(Beginning of Data extracts)
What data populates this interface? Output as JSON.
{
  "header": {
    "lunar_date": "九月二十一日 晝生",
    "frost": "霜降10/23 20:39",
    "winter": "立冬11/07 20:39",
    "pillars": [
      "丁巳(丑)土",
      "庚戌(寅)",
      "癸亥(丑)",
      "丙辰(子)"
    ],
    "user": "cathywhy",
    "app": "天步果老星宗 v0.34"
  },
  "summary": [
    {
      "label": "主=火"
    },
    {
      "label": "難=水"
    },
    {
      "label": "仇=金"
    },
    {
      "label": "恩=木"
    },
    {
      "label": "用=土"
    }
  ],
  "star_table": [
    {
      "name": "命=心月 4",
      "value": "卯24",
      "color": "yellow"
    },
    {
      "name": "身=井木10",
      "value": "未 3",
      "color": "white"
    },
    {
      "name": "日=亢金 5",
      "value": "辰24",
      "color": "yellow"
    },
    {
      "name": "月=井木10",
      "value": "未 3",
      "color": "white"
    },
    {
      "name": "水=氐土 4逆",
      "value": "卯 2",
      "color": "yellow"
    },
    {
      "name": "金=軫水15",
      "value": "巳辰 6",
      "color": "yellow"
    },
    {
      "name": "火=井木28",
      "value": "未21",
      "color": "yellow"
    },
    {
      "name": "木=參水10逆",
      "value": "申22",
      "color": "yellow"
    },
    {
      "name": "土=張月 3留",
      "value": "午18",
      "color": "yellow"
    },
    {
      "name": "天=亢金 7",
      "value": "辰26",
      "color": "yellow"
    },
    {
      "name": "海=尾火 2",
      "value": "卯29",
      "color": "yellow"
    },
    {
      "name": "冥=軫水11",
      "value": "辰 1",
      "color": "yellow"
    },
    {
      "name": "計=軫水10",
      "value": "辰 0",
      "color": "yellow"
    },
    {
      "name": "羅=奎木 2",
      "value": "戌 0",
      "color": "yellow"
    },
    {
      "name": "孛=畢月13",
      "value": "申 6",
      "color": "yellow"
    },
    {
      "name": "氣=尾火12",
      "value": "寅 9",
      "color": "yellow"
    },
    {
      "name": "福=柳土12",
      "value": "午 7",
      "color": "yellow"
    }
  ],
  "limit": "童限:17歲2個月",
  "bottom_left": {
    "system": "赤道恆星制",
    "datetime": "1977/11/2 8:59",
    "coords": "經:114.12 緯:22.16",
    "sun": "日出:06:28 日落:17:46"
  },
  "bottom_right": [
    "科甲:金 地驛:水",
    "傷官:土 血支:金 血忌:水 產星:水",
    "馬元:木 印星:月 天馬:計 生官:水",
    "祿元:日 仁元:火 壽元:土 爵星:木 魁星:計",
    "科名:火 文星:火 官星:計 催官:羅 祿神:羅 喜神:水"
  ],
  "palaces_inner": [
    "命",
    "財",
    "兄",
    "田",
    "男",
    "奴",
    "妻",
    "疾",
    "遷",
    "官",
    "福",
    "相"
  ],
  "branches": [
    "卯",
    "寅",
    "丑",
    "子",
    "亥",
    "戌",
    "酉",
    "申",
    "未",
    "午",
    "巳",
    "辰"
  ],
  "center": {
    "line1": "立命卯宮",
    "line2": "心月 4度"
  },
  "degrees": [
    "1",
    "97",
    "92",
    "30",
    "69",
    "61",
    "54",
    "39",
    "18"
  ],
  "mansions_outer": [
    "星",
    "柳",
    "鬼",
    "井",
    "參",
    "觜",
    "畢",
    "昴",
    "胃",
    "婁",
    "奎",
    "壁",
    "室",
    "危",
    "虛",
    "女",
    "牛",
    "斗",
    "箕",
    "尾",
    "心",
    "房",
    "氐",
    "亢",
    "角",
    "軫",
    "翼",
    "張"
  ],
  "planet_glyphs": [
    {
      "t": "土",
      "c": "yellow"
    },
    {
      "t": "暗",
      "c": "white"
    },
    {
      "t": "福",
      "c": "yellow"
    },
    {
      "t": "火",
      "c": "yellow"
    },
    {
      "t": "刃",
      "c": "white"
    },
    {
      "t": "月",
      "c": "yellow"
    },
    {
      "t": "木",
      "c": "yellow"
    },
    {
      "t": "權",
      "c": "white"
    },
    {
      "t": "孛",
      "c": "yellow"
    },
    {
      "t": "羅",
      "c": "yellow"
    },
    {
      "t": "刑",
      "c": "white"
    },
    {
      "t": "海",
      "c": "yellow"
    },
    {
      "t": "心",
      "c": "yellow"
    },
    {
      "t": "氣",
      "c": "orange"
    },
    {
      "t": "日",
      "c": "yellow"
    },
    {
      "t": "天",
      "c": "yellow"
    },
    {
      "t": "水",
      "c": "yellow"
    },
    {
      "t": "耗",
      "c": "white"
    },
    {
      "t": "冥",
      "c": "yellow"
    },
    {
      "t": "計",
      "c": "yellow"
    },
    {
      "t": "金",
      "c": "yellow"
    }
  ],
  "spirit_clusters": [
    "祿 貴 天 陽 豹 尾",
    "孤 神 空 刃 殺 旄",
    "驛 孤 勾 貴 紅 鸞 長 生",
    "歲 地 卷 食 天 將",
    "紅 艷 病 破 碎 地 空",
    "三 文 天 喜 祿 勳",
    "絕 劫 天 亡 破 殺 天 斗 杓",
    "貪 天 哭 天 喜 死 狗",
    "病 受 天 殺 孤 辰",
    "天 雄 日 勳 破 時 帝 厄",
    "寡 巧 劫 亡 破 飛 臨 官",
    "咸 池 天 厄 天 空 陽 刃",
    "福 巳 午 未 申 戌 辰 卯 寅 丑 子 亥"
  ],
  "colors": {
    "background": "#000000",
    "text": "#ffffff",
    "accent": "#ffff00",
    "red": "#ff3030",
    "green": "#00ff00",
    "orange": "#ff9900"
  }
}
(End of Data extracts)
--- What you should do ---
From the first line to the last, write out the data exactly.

--- Answer box ---
What data populates this interface? Output as JSON.
{
  "header": {
    "lunar_date": "九月二十一日 晝生",
    "frost": "霜降10/23 20:39",
    "winter": "立冬11/07 20:39",
    "pillars": [
      "丁巳(丑)土",
      "庚戌(寅)",
      "癸亥(丑)",
      "丙辰(子)"
    ],
    "user": "cathywhy",
    "app": "天步果老星宗 v0.34"
  },
  "summary": [
    {
      "label": "主=火"
    },
    {
      "label": "難=水"
    },
    {
      "label": "仇=金"
    },
    {
      "label": "恩=木"
    },
    {
      "label": "用=土"
    }
  ],
  "star_table": [
    {
      "name": "命=心月 4",
      "value": "卯24",
      "color": "yellow"
    },
    {
      "name": "身=井木10",
      "value": "未 3",
      "color": "white"
    },
    {
      "name": "日=亢金 5",
      "value": "辰24",
      "color": "yellow"
    },
    {
      "name": "月=井木10",
      "value": "未 3",
      "color": "white"
    },
    {
      "name": "水=氐土 4逆",
      "value": "卯 2",
      "color": "yellow"
    },
    {
      "name": "金=軫水15",
      "value": "巳辰 6",
      "color": "yellow"
    },
    {
      "name": "火=井木28",
      "value": "未21",
      "color": "yellow"
    },
    {
      "name": "木=參水10逆",
      "value": "申22",
      "color": "yellow"
    },
    {
      "name": "土=張月 3留",
      "value": "午18",
      "color": "yellow"
    },
    {
      "name": "天=亢金 7",
      "value": "辰26",
      "color": "yellow"
    },
    {
      "name": "海=尾火 2",
      "value": "卯29",
      "color": "yellow"
    },
    {
      "name": "冥=軫水11",
      "value": "辰 1",
      "color": "yellow"
    },
    {
      "name": "計=軫水10",
      "value": "辰 0",
      "color": "yellow"
    },
    {
      "name": "羅=奎木 2",
      "value": "戌 0",
      "color": "yellow"
    },
    {
      "name": "孛=畢月13",
      "value": "申 6",
      "color": "yellow"
    },
    {
      "name": "氣=尾火12",
      "value": "寅 9",
      "color": "yellow"
    },
    {
      "name": "福=柳土12",
      "value": "午 7",
      "color": "yellow"
    }
  ],
  "limit": "童限:17歲2個月",
  "bottom_left": {
    "system": "赤道恆星制",
    "datetime": "1977/11/2 8:59",
    "coords": "經:114.12 緯:22.16",
    "sun": "日出:06:28 日落:17:46"
  },
  "bottom_right": [
    "科甲:金 地驛:水",
    "傷官:土 血支:金 血忌:水 產星:水",
    "馬元:木 印星:月 天馬:計 生官:水",
    "祿元:日 仁元:火 壽元:土 爵星:木 魁星:計",
    "科名:火 文星:火 官星:計 催官:羅 祿神:羅 喜神:水"
  ],
  "palaces_inner": [
    "命",
    "財",
    "兄",
    "田",
    "男",
    "奴",
    "妻",
    "疾",
    "遷",
    "官",
    "福",
    "相"
  ],
  "branches": [
    "卯",
    "寅",
    "丑",
    "子",
    "亥",
    "戌",
    "酉",
    "申",
    "未",
    "午",
    "巳",
    "辰"
  ],
  "center": {
    "line1": "立命卯宮",
    "line2": "心月 4度"
  },
  "degrees": [
    "1",
    "97",
    "92",
    "30",
    "69",
    "61",
    "54",
    "39",
    "18"
  ],
  "mansions_outer": [
    "星",
    "柳",
    "鬼",
    "井",
    "參",
    "觜",
    "畢",
    "昴",
    "胃",
    "婁",
    "奎",
    "壁",
    "室",
    "危",
    "虛",
    "女",
    "牛",
    "斗",
    "箕",
    "尾",
    "心",
    "房",
    "氐",
    "亢",
    "角",
    "軫",
    "翼",
    "張"
  ],
  "planet_glyphs": [
    {
      "t": "土",
      "c": "yellow"
    },
    {
      "t": "暗",
      "c": "white"
    },
    {
      "t": "福",
      "c": "yellow"
    },
    {
      "t": "火",
      "c": "yellow"
    },
    {
      "t": "刃",
      "c": "white"
    },
    {
      "t": "月",
      "c": "yellow"
    },
    {
      "t": "木",
      "c": "yellow"
    },
    {
      "t": "權",
      "c": "white"
    },
    {
      "t": "孛",
      "c": "yellow"
    },
    {
      "t": "羅",
      "c": "yellow"
    },
    {
      "t": "刑",
      "c": "white"
    },
    {
      "t": "海",
      "c": "yellow"
    },
    {
      "t": "心",
      "c": "yellow"
    },
    {
      "t": "氣",
      "c": "orange"
    },
    {
      "t": "日",
      "c": "yellow"
    },
    {
      "t": "天",
      "c": "yellow"
    },
    {
      "t": "水",
      "c": "yellow"
    },
    {
      "t": "耗",
      "c": "white"
    },
    {
      "t": "冥",
      "c": "yellow"
    },
    {
      "t": "計",
      "c": "yellow"
    },
    {
      "t": "金",
      "c": "yellow"
    }
  ],
  "spirit_clusters": [
    "祿 貴 天 陽 豹 尾",
    "孤 神 空 刃 殺 旄",
    "驛 孤 勾 貴 紅 鸞 長 生",
    "歲 地 卷 食 天 將",
    "紅 艷 病 破 碎 地 空",
    "三 文 天 喜 祿 勳",
    "絕 劫 天 亡 破 殺 天 斗 杓",
    "貪 天 哭 天 喜 死 狗",
    "病 受 天 殺 孤 辰",
    "天 雄 日 勳 破 時 帝 厄",
    "寡 巧 劫 亡 破 飛 臨 官",
    "咸 池 天 厄 天 空 陽 刃",
    "福 巳 午 未 申 戌 辰 卯 寅 丑 子 亥"
  ],
  "colors": {
    "background": "#000000",
    "text": "#ffffff",
    "accent": "#ffff00",
    "red": "#ff3030",
    "green": "#00ff00",
    "orange": "#ff9900"
  }
}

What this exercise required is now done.